Wednesday, September 05, 2007

Crossing Racism in the Jewish Community

I was overall impressed with R' Yaakov Menken's open letter to the NY Jewish Week in response to an article called Straddling the Color Barrier. Excerpt:

In particular, your friends’ warnings that the Orthodox “are rigid and racist” caught my eye. You repeat it twice, but then go on to recount your personal experience as you began dating: “Orthodox rabbis and congregants were veritably welcoming, with one prominent Orthodox rabbi promising to find me a wife as he encouraged me to move into his Brooklyn community.”

My expectation, at that point, was that you would reflect at least momentarily upon the disparity between the misinformation you were universally given about the Orthodox by non-Orthodox friends, and your own first-person experience with Orthodox Jews themselves. [I must add that the other black Jews with whom I am acquainted all share similar positive experiences.]

The comments section on Cross-Currents is interesting; while my own rabbeim decried racism in all forms, and I recall one being shocked by one student's racist comments almost to the point of anger at the very idea, I've heard way too many racist comments from individuals and even rabbeim in the Orthodox community. I don't think that most are racist, but to say a sizable minority are - particularly in the more yeshivish community - is not a stretch. It's hard to gauge if those percentages are much larger than the world at large, but my own guess would be that it is - though it's possible that because people feel they're in a "safe", closed environment they are simply more prone to expressing that which others might keep to themselves.

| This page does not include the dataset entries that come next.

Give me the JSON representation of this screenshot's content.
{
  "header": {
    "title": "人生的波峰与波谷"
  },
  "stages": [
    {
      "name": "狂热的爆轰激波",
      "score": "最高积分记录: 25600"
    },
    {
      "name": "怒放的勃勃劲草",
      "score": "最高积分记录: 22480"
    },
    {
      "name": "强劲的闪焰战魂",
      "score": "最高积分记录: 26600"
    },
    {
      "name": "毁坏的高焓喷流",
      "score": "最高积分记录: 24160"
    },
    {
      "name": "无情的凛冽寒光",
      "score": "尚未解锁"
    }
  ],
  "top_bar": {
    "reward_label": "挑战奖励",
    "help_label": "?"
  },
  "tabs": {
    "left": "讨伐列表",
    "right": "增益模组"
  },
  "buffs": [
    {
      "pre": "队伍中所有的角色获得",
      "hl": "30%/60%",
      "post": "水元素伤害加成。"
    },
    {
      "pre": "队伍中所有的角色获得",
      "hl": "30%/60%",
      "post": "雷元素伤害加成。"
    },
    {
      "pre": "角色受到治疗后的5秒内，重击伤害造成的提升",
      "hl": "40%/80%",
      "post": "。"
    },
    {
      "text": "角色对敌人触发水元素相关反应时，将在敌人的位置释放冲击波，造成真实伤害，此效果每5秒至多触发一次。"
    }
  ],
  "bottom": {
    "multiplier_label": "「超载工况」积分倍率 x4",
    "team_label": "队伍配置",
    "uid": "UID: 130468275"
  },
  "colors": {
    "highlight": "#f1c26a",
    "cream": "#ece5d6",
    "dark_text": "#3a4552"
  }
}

Either way, I've found that the easiest way to combat racism in the Orthodox community seems to be head-on. It generally is children - particularly teens - who will make comments, and when adults don't react, they think their comments have tacit approval. Speaking out strongly whenever hearing such comments has a strong effect, particularly to kids who have simply never heard much about other races (or religions) other than jokes or mocking. They simply don't know better.

Oh, and obviously welcoming black Jews into the community a little better would go a long way as well, though the ones I've met or seen in places such as Harrisburg and Cleveland seem to be pretty comfortable within those communities.